(Extracted data):
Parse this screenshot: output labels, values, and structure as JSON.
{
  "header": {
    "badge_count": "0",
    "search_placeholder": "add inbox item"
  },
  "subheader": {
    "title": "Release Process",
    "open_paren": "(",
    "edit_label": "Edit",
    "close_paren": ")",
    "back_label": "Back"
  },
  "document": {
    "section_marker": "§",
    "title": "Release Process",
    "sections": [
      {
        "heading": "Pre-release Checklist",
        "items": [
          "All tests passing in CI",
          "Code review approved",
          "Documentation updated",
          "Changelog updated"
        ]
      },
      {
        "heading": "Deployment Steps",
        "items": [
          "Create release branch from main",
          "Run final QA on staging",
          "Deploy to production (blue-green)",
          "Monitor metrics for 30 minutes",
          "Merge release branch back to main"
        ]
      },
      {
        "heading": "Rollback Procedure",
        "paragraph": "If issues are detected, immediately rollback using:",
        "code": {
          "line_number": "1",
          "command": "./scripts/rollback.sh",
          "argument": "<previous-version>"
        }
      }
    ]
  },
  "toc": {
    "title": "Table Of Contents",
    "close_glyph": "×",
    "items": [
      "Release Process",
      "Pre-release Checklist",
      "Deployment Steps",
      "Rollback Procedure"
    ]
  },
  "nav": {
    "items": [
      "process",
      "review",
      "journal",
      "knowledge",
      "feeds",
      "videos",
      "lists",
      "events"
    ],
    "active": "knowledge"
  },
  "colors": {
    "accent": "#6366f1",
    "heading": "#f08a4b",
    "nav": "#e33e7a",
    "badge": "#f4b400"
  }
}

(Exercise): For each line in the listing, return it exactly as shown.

(Answer for the task):
Parse this screenshot: output labels, values, and structure as JSON.
{
  "header": {
    "badge_count": "0",
    "search_placeholder": "add inbox item"
  },
  "subheader": {
    "title": "Release Process",
    "open_paren": "(",
    "edit_label": "Edit",
    "close_paren": ")",
    "back_label": "Back"
  },
  "document": {
    "section_marker": "§",
    "title": "Release Process",
    "sections": [
      {
        "heading": "Pre-release Checklist",
        "items": [
          "All tests passing in CI",
          "Code review approved",
          "Documentation updated",
          "Changelog updated"
        ]
      },
      {
        "heading": "Deployment Steps",
        "items": [
          "Create release branch from main",
          "Run final QA on staging",
          "Deploy to production (blue-green)",
          "Monitor metrics for 30 minutes",
          "Merge release branch back to main"
        ]
      },
      {
        "heading": "Rollback Procedure",
        "paragraph": "If issues are detected, immediately rollback using:",
        "code": {
          "line_number": "1",
          "command": "./scripts/rollback.sh",
          "argument": "<previous-version>"
        }
      }
    ]
  },
  "toc": {
    "title": "Table Of Contents",
    "close_glyph": "×",
    "items": [
      "Release Process",
      "Pre-release Checklist",
      "Deployment Steps",
      "Rollback Procedure"
    ]
  },
  "nav": {
    "items": [
      "process",
      "review",
      "journal",
      "knowledge",
      "feeds",
      "videos",
      "lists",
      "events"
    ],
    "active": "knowledge"
  },
  "colors": {
    "accent": "#6366f1",
    "heading": "#f08a4b",
    "nav": "#e33e7a",
    "badge": "#f4b400"
  }
}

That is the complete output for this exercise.